If you’ve logged onto Instagram even once in 2016, your timeline was likely filled with photos of bright, colorful, and extremely aesthetic baths. Bath bombs were the craze that swept over all those interested in an otherwordly-esque bath time experience. If you’re unfamiliar with the concept, bath bombs are essentially mixtures of dry ingredients (mostly baking soda and Epsom salts) combined with essential oils, hard-pressed together and meant to be dropped under running bath water. There’s some fizzing, some bubbling, and, instantly, your bath is transformed.
Who, you may ask, is the mastermind behind everyone’s favorite bath product? None other than Lush, a skin care retailer specializing in fresh, handmade cosmetics, with a focus on fair trade and natural ingredients.

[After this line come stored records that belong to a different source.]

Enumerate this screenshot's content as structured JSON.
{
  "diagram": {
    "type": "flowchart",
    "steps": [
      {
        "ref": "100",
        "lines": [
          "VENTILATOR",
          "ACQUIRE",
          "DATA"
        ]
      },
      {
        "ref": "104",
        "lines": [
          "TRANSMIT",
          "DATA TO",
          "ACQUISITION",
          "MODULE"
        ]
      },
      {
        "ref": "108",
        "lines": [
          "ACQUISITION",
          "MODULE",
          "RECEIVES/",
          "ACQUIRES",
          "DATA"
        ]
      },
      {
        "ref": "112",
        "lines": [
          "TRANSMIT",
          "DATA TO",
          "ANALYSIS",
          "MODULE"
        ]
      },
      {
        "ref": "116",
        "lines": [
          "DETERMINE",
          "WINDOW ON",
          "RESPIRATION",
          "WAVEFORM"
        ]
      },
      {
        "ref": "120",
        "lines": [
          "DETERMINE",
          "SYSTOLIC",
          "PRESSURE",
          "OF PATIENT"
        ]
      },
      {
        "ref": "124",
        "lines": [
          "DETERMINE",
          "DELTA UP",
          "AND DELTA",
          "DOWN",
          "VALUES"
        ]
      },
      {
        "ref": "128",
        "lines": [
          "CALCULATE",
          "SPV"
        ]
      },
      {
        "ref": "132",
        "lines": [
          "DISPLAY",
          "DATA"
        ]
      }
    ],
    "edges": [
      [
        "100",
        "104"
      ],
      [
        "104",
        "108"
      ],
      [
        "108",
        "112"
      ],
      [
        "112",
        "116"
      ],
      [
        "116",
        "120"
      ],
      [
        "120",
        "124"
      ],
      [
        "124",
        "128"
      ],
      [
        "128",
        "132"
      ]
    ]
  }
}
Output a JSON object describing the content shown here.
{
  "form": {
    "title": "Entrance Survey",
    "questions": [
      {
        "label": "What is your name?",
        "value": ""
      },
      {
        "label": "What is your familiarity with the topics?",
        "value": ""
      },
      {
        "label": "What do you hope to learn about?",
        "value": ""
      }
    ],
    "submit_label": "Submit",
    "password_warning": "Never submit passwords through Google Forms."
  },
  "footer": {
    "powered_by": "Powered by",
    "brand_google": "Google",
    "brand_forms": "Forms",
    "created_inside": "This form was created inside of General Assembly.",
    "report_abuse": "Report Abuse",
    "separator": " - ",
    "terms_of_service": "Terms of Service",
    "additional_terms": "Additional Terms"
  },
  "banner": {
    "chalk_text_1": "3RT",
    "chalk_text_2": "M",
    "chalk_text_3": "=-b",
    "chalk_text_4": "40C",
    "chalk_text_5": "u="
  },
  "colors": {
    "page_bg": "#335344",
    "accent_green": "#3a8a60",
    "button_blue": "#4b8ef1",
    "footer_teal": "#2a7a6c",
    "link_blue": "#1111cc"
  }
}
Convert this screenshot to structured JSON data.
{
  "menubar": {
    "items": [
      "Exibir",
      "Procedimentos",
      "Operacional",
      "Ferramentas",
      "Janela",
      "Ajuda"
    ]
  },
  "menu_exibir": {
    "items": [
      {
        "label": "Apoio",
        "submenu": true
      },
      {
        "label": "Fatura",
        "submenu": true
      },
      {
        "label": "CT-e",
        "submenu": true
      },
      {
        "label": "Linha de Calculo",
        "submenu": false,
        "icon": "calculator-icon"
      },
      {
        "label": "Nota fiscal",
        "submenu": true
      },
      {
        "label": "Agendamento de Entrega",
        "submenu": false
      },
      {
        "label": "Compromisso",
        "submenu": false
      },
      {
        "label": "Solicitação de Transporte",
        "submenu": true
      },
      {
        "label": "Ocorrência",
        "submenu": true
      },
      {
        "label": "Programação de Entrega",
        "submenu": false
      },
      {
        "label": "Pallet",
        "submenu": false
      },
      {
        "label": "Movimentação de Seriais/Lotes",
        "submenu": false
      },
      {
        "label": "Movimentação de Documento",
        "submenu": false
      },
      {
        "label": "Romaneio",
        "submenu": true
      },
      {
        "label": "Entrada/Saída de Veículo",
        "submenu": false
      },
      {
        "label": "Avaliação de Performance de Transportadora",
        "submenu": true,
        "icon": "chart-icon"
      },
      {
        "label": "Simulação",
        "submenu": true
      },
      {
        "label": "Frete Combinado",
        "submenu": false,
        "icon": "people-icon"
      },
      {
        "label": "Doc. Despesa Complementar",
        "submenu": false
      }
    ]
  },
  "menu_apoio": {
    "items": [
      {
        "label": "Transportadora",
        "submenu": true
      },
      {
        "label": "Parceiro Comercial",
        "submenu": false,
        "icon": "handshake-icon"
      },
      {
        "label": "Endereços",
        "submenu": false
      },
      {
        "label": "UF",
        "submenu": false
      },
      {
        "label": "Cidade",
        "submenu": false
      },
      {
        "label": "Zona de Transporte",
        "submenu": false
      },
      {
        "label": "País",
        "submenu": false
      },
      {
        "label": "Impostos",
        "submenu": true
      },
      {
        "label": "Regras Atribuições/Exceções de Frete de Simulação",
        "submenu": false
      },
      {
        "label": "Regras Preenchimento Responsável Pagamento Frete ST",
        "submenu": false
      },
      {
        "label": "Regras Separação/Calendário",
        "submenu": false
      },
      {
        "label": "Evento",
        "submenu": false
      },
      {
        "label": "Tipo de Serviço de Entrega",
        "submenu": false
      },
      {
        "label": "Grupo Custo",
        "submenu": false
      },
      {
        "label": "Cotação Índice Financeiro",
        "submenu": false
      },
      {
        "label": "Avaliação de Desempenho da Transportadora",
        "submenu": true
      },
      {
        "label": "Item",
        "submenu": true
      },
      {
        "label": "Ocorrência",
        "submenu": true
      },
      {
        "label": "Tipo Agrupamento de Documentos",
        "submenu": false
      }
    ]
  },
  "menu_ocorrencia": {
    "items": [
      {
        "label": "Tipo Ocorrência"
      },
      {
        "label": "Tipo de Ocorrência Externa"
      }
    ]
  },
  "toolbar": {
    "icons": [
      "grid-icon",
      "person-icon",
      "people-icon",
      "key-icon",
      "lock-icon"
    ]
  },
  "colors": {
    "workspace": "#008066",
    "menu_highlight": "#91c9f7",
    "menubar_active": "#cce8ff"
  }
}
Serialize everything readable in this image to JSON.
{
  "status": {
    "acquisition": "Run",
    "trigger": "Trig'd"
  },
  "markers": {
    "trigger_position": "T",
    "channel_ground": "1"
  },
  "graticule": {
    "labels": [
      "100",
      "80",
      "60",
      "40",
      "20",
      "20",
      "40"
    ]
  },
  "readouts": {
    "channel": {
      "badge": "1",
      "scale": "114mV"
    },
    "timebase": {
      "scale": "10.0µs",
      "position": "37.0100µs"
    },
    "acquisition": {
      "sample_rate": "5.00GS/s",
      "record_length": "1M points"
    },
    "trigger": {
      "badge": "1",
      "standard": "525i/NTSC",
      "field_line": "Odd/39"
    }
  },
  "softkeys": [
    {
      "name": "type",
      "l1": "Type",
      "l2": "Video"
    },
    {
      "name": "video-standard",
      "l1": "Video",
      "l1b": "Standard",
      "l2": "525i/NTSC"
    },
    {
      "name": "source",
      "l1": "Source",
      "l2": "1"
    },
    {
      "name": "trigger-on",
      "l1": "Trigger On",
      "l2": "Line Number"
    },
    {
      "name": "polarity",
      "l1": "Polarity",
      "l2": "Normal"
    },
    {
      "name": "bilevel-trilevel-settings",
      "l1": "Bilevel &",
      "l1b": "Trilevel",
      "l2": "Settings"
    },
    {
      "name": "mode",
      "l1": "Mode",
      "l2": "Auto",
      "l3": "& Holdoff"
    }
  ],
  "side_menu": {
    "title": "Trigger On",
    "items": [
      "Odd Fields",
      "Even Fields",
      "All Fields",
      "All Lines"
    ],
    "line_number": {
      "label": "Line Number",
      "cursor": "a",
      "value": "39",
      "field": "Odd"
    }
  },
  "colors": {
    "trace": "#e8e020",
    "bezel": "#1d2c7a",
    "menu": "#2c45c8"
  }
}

The company was founded in 1995 by Mark Constantine and Liz Weir, and has since made a commitment to quality cosmetics, innovative products (they did invent the bath bomb, after all), and above all – ethical business.
Well, today on “out of the ordinary ethical campaigns”, we have Lush’s recent initiative to tackle the issue of overly-packaged products in the cosmetic and retail industry. The initiative sought to educate consumers on the negative environmental impact of packaging pollution. So, employees of Lush (otherwise known as “lushies”) stripped down to nothing but their signature aprons, with the goal of encouraging customers to consciously purchase “naked” products.
A naked product is one that has absolutely no packaging and no synthetic preservatives. Most Lush products, with the exception of all things liquid, come naked. Products that do require packaging are packaged with 100% postconsumer recyclable plastics. Lush pots and bottles can be returned to the store by customers, and from there, they go through a process of remolding, to be reused for other products. For the creation of new pots and bottles, the company sources from curbside blue bins. If ever there was such thing as an innovative recycler, Lush would be it.
Now, let’s break down why traditional over-packaging of products is so devastatingly harmful to the environment. Plastic packaging heavily pollutes the world’s oceans, accounting for nearly 300,000 tons of floating debris. In fact, amidst nationwide clean-ups, a whopping 80% of litter collected from beaches has been virgin plastic packaging. Unsurprisingly, most of the plastic that has ever been produced still exists today, as the company had noted.
The campaign – appropriately called “Get Naked” – featured lushies who stood outside Lush shops all across North America, wearing nothing but their black aprons. The company is no stranger to such bold campaigning (most of which you can read about on their website here), and this one was no exception. “If flashing our bums inspires consumers and [industries] to reconsider their packaging practices, then we’d say it’s definitely worth a few blushes” noted Brandi Halls, director of Lush brand communications.
The company’s efforts have certainly not gone unnoticed, as other beauty brands are joining in on the quest against excess packaging. Brands like L’Occitane, Tata Harper, Aveda, and Cargo have all found ways to be environmentally-friendly in their packaging and sourcing activities.
Safe to say, Lush is not shy when it comes to pushing boundaries for the sake of business ethics, which leads us to wonder: what will be their next big move, and how will they keep pushing other companies to be equally as bold?
And for those curious, yes, the beloved bath bomb is in fact a “naked” product.
Information gathered from: Huffington Post